## Dataset
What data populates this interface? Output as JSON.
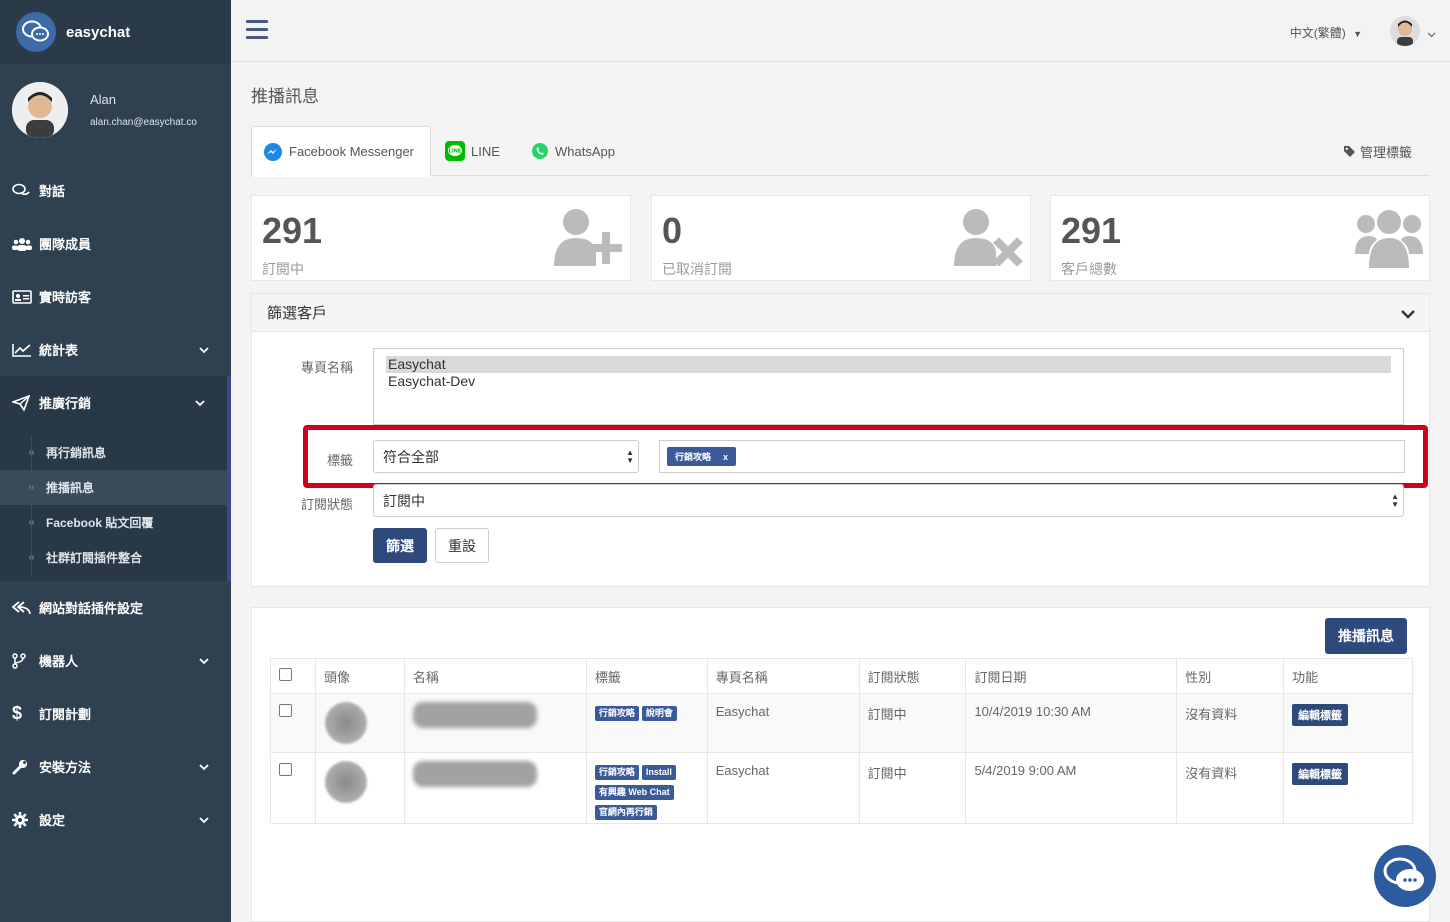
{
  "brand": {
    "name": "easychat"
  },
  "user": {
    "name": "Alan",
    "email": "alan.chan@easychat.co"
  },
  "sidebar": {
    "items": [
      {
        "label": "對話",
        "icon": "chat-icon",
        "has_chevron": false
      },
      {
        "label": "團隊成員",
        "icon": "team-icon",
        "has_chevron": false
      },
      {
        "label": "實時訪客",
        "icon": "id-card-icon",
        "has_chevron": false
      },
      {
        "label": "統計表",
        "icon": "chart-icon",
        "has_chevron": true
      },
      {
        "label": "推廣行銷",
        "icon": "paper-plane-icon",
        "has_chevron": true,
        "active": true
      },
      {
        "label": "網站對話插件設定",
        "icon": "reply-all-icon",
        "has_chevron": false
      },
      {
        "label": "機器人",
        "icon": "code-branch-icon",
        "has_chevron": true
      },
      {
        "label": "訂閱計劃",
        "icon": "dollar-icon",
        "has_chevron": false
      },
      {
        "label": "安裝方法",
        "icon": "wrench-icon",
        "has_chevron": true
      },
      {
        "label": "設定",
        "icon": "gear-icon",
        "has_chevron": true
      }
    ],
    "subitems": [
      {
        "label": "再行銷訊息"
      },
      {
        "label": "推播訊息",
        "current": true
      },
      {
        "label": "Facebook 貼文回覆"
      },
      {
        "label": "社群訂閱插件整合"
      }
    ]
  },
  "topbar": {
    "language": "中文(繁體)"
  },
  "page": {
    "title": "推播訊息"
  },
  "tabs": [
    {
      "label": "Facebook Messenger",
      "icon": "messenger-icon",
      "active": true
    },
    {
      "label": "LINE",
      "icon": "line-icon"
    },
    {
      "label": "WhatsApp",
      "icon": "whatsapp-icon"
    }
  ],
  "manage_tags": {
    "label": "管理標籤",
    "icon": "tag-icon"
  },
  "stats": [
    {
      "value": "291",
      "label": "訂閱中",
      "icon": "user-plus-icon"
    },
    {
      "value": "0",
      "label": "已取消訂閱",
      "icon": "user-times-icon"
    },
    {
      "value": "291",
      "label": "客戶總數",
      "icon": "users-icon"
    }
  ],
  "filter": {
    "title": "篩選客戶",
    "page_label": "專頁名稱",
    "pages": [
      {
        "name": "Easychat",
        "selected": true
      },
      {
        "name": "Easychat-Dev",
        "selected": false
      }
    ],
    "tag_label": "標籤",
    "tag_match": "符合全部",
    "tag_chip": "行銷攻略",
    "tag_chip_remove": "x",
    "status_label": "訂閱狀態",
    "status_value": "訂閱中",
    "submit": "篩選",
    "reset": "重設"
  },
  "broadcast_button": "推播訊息",
  "table": {
    "headers": [
      "頭像",
      "名稱",
      "標籤",
      "專頁名稱",
      "訂閱狀態",
      "訂閱日期",
      "性別",
      "功能"
    ],
    "rows": [
      {
        "tags": [
          "行銷攻略",
          "說明會"
        ],
        "page": "Easychat",
        "status": "訂閱中",
        "date": "10/4/2019 10:30 AM",
        "gender": "沒有資料",
        "action": "編輯標籤"
      },
      {
        "tags": [
          "行銷攻略",
          "Install",
          "有興趣 Web Chat",
          "官網內再行銷"
        ],
        "page": "Easychat",
        "status": "訂閱中",
        "date": "5/4/2019 9:00 AM",
        "gender": "沒有資料",
        "action": "編輯標籤"
      }
    ]
  },
  "colors": {
    "sidebar_bg": "#2f4050",
    "primary": "#2e4a7c",
    "tag_bg": "#3a5a9a",
    "highlight": "#d0021b"
  }
}
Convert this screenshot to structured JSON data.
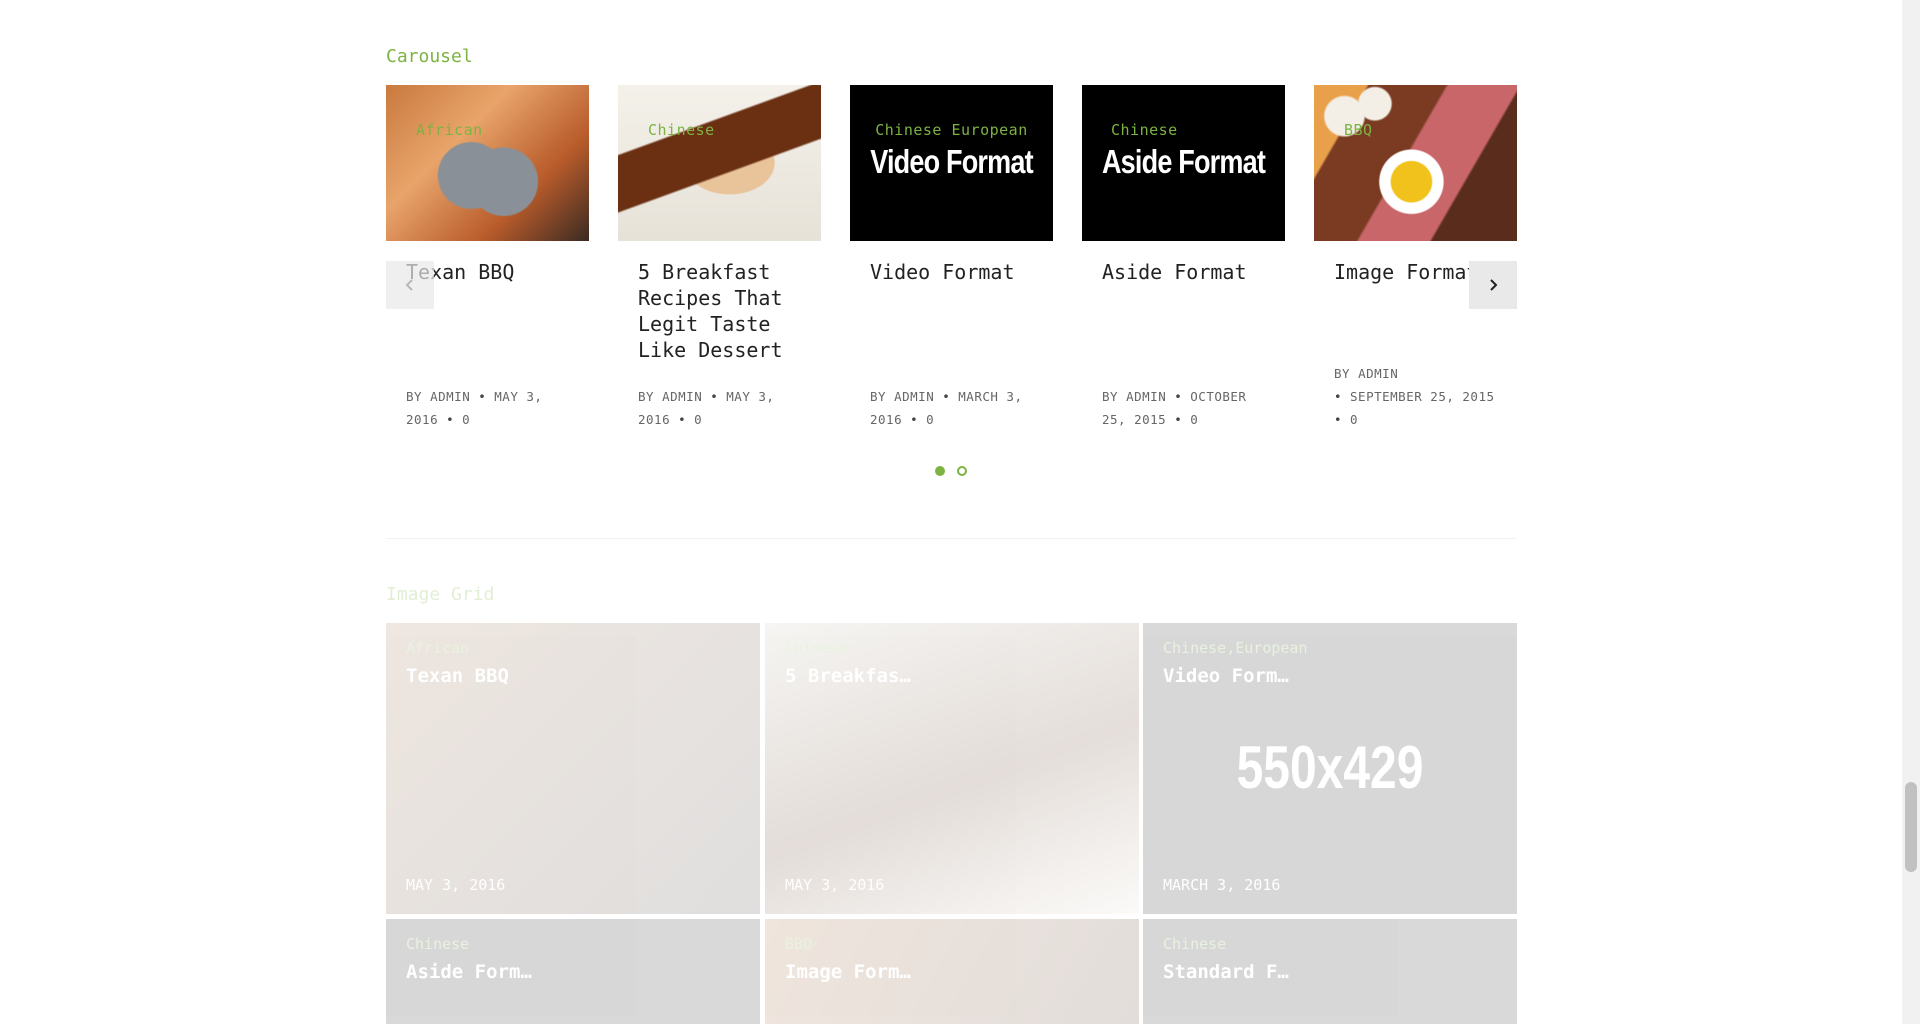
{
  "carousel": {
    "title": "Carousel",
    "cards": [
      {
        "category": "African",
        "title": "Texan BBQ",
        "by": "BY",
        "author": "ADMIN",
        "date": "MAY 3, 2016",
        "comments": "0"
      },
      {
        "category": "Chinese",
        "title": "5 Breakfast Recipes That Legit Taste Like Dessert",
        "by": "BY",
        "author": "ADMIN",
        "date": "MAY 3, 2016",
        "comments": "0"
      },
      {
        "category": "Chinese European",
        "format_label": "Video Format",
        "title": "Video Format",
        "by": "BY",
        "author": "ADMIN",
        "date": "MARCH 3, 2016",
        "comments": "0"
      },
      {
        "category": "Chinese",
        "format_label": "Aside Format",
        "title": "Aside Format",
        "by": "BY",
        "author": "ADMIN",
        "date": "OCTOBER 25, 2015",
        "comments": "0"
      },
      {
        "category": "BBQ",
        "title": "Image Format",
        "by": "BY",
        "author": "ADMIN",
        "date": "SEPTEMBER 25, 2015",
        "comments": "0"
      }
    ],
    "prev_icon": "chevron-left-icon",
    "next_icon": "chevron-right-icon",
    "pagination": {
      "pages": 2,
      "active": 1
    }
  },
  "image_grid": {
    "title": "Image Grid",
    "tiles": [
      {
        "category": "African",
        "title": "Texan BBQ",
        "date": "MAY 3, 2016"
      },
      {
        "category": "Chinese",
        "title": "5 Breakfas…",
        "date": "MAY 3, 2016"
      },
      {
        "category": "Chinese,European",
        "title": "Video Form…",
        "date": "MARCH 3, 2016",
        "placeholder": "550x429"
      },
      {
        "category": "Chinese",
        "title": "Aside Form…"
      },
      {
        "category": "BBQ",
        "title": "Image Form…"
      },
      {
        "category": "Chinese",
        "title": "Standard F…"
      }
    ]
  },
  "colors": {
    "accent": "#7cb342",
    "text": "#222222",
    "meta": "#666666"
  }
}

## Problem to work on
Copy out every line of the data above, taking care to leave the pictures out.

## Output below
What data populates this interface? Output as JSON.
{
  "brand": {
    "name": "easychat"
  },
  "user": {
    "name": "Alan",
    "email": "alan.chan@easychat.co"
  },
  "sidebar": {
    "items": [
      {
        "label": "對話",
        "icon": "chat-icon",
        "has_chevron": false
      },
      {
        "label": "團隊成員",
        "icon": "team-icon",
        "has_chevron": false
      },
      {
        "label": "實時訪客",
        "icon": "id-card-icon",
        "has_chevron": false
      },
      {
        "label": "統計表",
        "icon": "chart-icon",
        "has_chevron": true
      },
      {
        "label": "推廣行銷",
        "icon": "paper-plane-icon",
        "has_chevron": true,
        "active": true
      },
      {
        "label": "網站對話插件設定",
        "icon": "reply-all-icon",
        "has_chevron": false
      },
      {
        "label": "機器人",
        "icon": "code-branch-icon",
        "has_chevron": true
      },
      {
        "label": "訂閱計劃",
        "icon": "dollar-icon",
        "has_chevron": false
      },
      {
        "label": "安裝方法",
        "icon": "wrench-icon",
        "has_chevron": true
      },
      {
        "label": "設定",
        "icon": "gear-icon",
        "has_chevron": true
      }
    ],
    "subitems": [
      {
        "label": "再行銷訊息"
      },
      {
        "label": "推播訊息",
        "current": true
      },
      {
        "label": "Facebook 貼文回覆"
      },
      {
        "label": "社群訂閱插件整合"
      }
    ]
  },
  "topbar": {
    "language": "中文(繁體)"
  },
  "page": {
    "title": "推播訊息"
  },
  "tabs": [
    {
      "label": "Facebook Messenger",
      "icon": "messenger-icon",
      "active": true
    },
    {
      "label": "LINE",
      "icon": "line-icon"
    },
    {
      "label": "WhatsApp",
      "icon": "whatsapp-icon"
    }
  ],
  "manage_tags": {
    "label": "管理標籤",
    "icon": "tag-icon"
  },
  "stats": [
    {
      "value": "291",
      "label": "訂閱中",
      "icon": "user-plus-icon"
    },
    {
      "value": "0",
      "label": "已取消訂閱",
      "icon": "user-times-icon"
    },
    {
      "value": "291",
      "label": "客戶總數",
      "icon": "users-icon"
    }
  ],
  "filter": {
    "title": "篩選客戶",
    "page_label": "專頁名稱",
    "pages": [
      {
        "name": "Easychat",
        "selected": true
      },
      {
        "name": "Easychat-Dev",
        "selected": false
      }
    ],
    "tag_label": "標籤",
    "tag_match": "符合全部",
    "tag_chip": "行銷攻略",
    "tag_chip_remove": "x",
    "status_label": "訂閱狀態",
    "status_value": "訂閱中",
    "submit": "篩選",
    "reset": "重設"
  },
  "broadcast_button": "推播訊息",
  "table": {
    "headers": [
      "頭像",
      "名稱",
      "標籤",
      "專頁名稱",
      "訂閱狀態",
      "訂閱日期",
      "性別",
      "功能"
    ],
    "rows": [
      {
        "tags": [
          "行銷攻略",
          "說明會"
        ],
        "page": "Easychat",
        "status": "訂閱中",
        "date": "10/4/2019 10:30 AM",
        "gender": "沒有資料",
        "action": "編輯標籤"
      },
      {
        "tags": [
          "行銷攻略",
          "Install",
          "有興趣 Web Chat",
          "官網內再行銷"
        ],
        "page": "Easychat",
        "status": "訂閱中",
        "date": "5/4/2019 9:00 AM",
        "gender": "沒有資料",
        "action": "編輯標籤"
      }
    ]
  },
  "colors": {
    "sidebar_bg": "#2f4050",
    "primary": "#2e4a7c",
    "tag_bg": "#3a5a9a",
    "highlight": "#d0021b"
  }
}
Convert this screenshot to structured JSON data.
{
  "carousel": {
    "title": "Carousel",
    "cards": [
      {
        "category": "African",
        "title": "Texan BBQ",
        "by": "BY",
        "author": "ADMIN",
        "date": "MAY 3, 2016",
        "comments": "0"
      },
      {
        "category": "Chinese",
        "title": "5 Breakfast Recipes That Legit Taste Like Dessert",
        "by": "BY",
        "author": "ADMIN",
        "date": "MAY 3, 2016",
        "comments": "0"
      },
      {
        "category": "Chinese European",
        "format_label": "Video Format",
        "title": "Video Format",
        "by": "BY",
        "author": "ADMIN",
        "date": "MARCH 3, 2016",
        "comments": "0"
      },
      {
        "category": "Chinese",
        "format_label": "Aside Format",
        "title": "Aside Format",
        "by": "BY",
        "author": "ADMIN",
        "date": "OCTOBER 25, 2015",
        "comments": "0"
      },
      {
        "category": "BBQ",
        "title": "Image Format",
        "by": "BY",
        "author": "ADMIN",
        "date": "SEPTEMBER 25, 2015",
        "comments": "0"
      }
    ],
    "prev_icon": "chevron-left-icon",
    "next_icon": "chevron-right-icon",
    "pagination": {
      "pages": 2,
      "active": 1
    }
  },
  "image_grid": {
    "title": "Image Grid",
    "tiles": [
      {
        "category": "African",
        "title": "Texan BBQ",
        "date": "MAY 3, 2016"
      },
      {
        "category": "Chinese",
        "title": "5 Breakfas…",
        "date": "MAY 3, 2016"
      },
      {
        "category": "Chinese,European",
        "title": "Video Form…",
        "date": "MARCH 3, 2016",
        "placeholder": "550x429"
      },
      {
        "category": "Chinese",
        "title": "Aside Form…"
      },
      {
        "category": "BBQ",
        "title": "Image Form…"
      },
      {
        "category": "Chinese",
        "title": "Standard F…"
      }
    ]
  },
  "colors": {
    "accent": "#7cb342",
    "text": "#222222",
    "meta": "#666666"
  }
}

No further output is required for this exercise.